Financial incentives have long been used to try to influence professional values and practices. Recent events including the global financial crisis and the BP Texas City refinery disaster have been linked to such incentives, with commentators calling for a critical look at these systems given the catastrophic outcomes. Risky Rewards engages with this debate, particularly in the context of the present and potential role of incentives to manage major accident risk in hazardous industries. It examines the extent to which people respond to financial incentives, the potential for perverse consequences, and approaches that most appropriately focus attention on major hazard risk. The book is based in part on an empirical study of bonus arrangements in eleven companies operating in hazardous industries, including oil, gas, chemical and mining.

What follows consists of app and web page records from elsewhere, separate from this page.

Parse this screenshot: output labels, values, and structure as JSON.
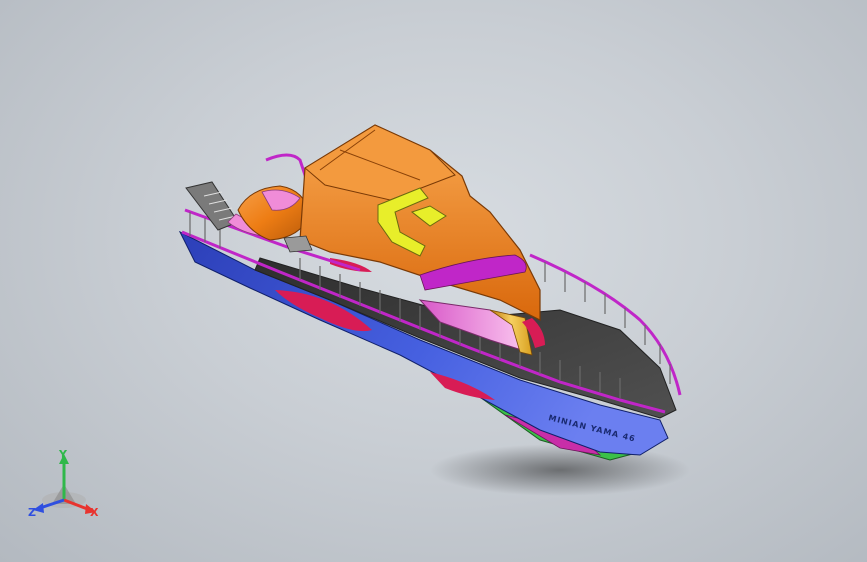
{
  "model": {
    "hull_name_text": "MINIAN YAMA 46"
  },
  "triad": {
    "x_label": "X",
    "y_label": "Y",
    "z_label": "Z",
    "x_color": "#e8332e",
    "y_color": "#2fb84a",
    "z_color": "#2f4fe0"
  },
  "colors": {
    "background": "#c9ced4",
    "cabin_orange": "#f07e16",
    "rail_magenta": "#c026c8",
    "hull_blue": "#3a52d6",
    "deck_dark": "#3e3e3e",
    "accent_yellow": "#e8ee2a",
    "accent_pink": "#f08cd8",
    "keel_green": "#3bc048",
    "hull_red": "#d81c55"
  }
}
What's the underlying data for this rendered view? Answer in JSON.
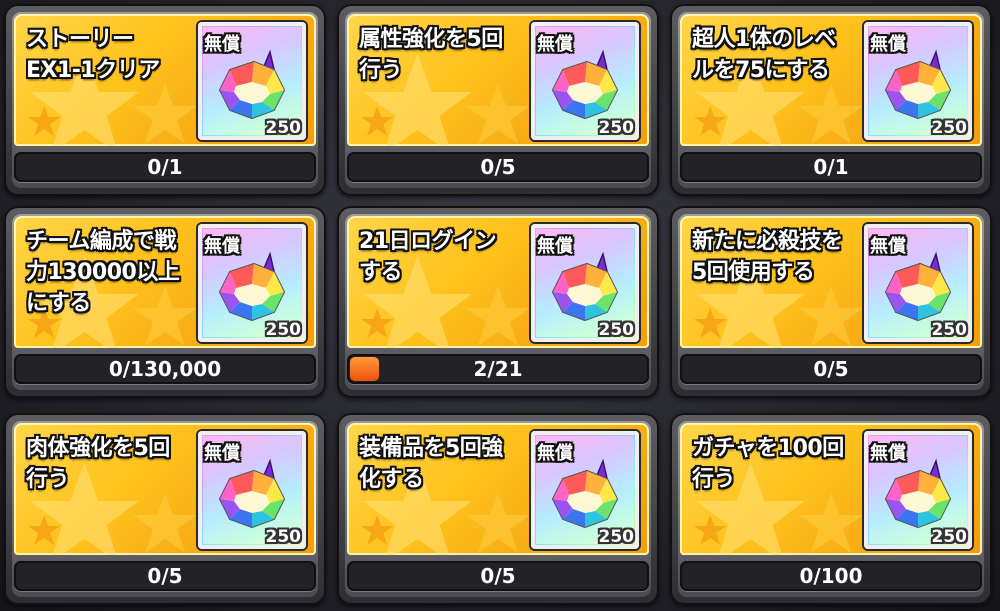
{
  "reward_label": "無償",
  "missions": [
    {
      "title": "ストーリー\nEX1-1クリア",
      "reward_amount": "250",
      "progress_text": "0/1",
      "progress_fraction": 0
    },
    {
      "title": "属性強化を5回\n行う",
      "reward_amount": "250",
      "progress_text": "0/5",
      "progress_fraction": 0
    },
    {
      "title": "超人1体のレベ\nルを75にする",
      "reward_amount": "250",
      "progress_text": "0/1",
      "progress_fraction": 0
    },
    {
      "title": "チーム編成で戦\n力130000以上\nにする",
      "reward_amount": "250",
      "progress_text": "0/130,000",
      "progress_fraction": 0
    },
    {
      "title": "21日ログイン\nする",
      "reward_amount": "250",
      "progress_text": "2/21",
      "progress_fraction": 0.095
    },
    {
      "title": "新たに必殺技を\n5回使用する",
      "reward_amount": "250",
      "progress_text": "0/5",
      "progress_fraction": 0
    },
    {
      "title": "肉体強化を5回\n行う",
      "reward_amount": "250",
      "progress_text": "0/5",
      "progress_fraction": 0
    },
    {
      "title": "装備品を5回強\n化する",
      "reward_amount": "250",
      "progress_text": "0/5",
      "progress_fraction": 0
    },
    {
      "title": "ガチャを100回\n行う",
      "reward_amount": "250",
      "progress_text": "0/100",
      "progress_fraction": 0
    }
  ],
  "colors": {
    "panel_gold": "#ffc21c",
    "progress_fill": "#f0510a",
    "progress_track": "#232327"
  },
  "icons": {
    "reward_item": "rainbow-gem-icon"
  }
}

Andrew Hopkins is Emeritus Professor in the School of Sociology at The Australian National University. He has published widely across the field of organisational safety, authoring titles including Disastrous Decisions, Failure to Learn, Lessons from Longford, Lessons from Gretley, and Safety, Culture and Risk. These books have together sold more than 70,000 copies. He speaks regularly to audiences around the world about the causes of major accidents. Sarah Maslen is Assistant Professor of Sociology at the University of Canberra. She was previously a Research Fellow in the School of Sociology at The Australian National University. Her research interests include occupational knowledge and practice, sensory perception, and risk.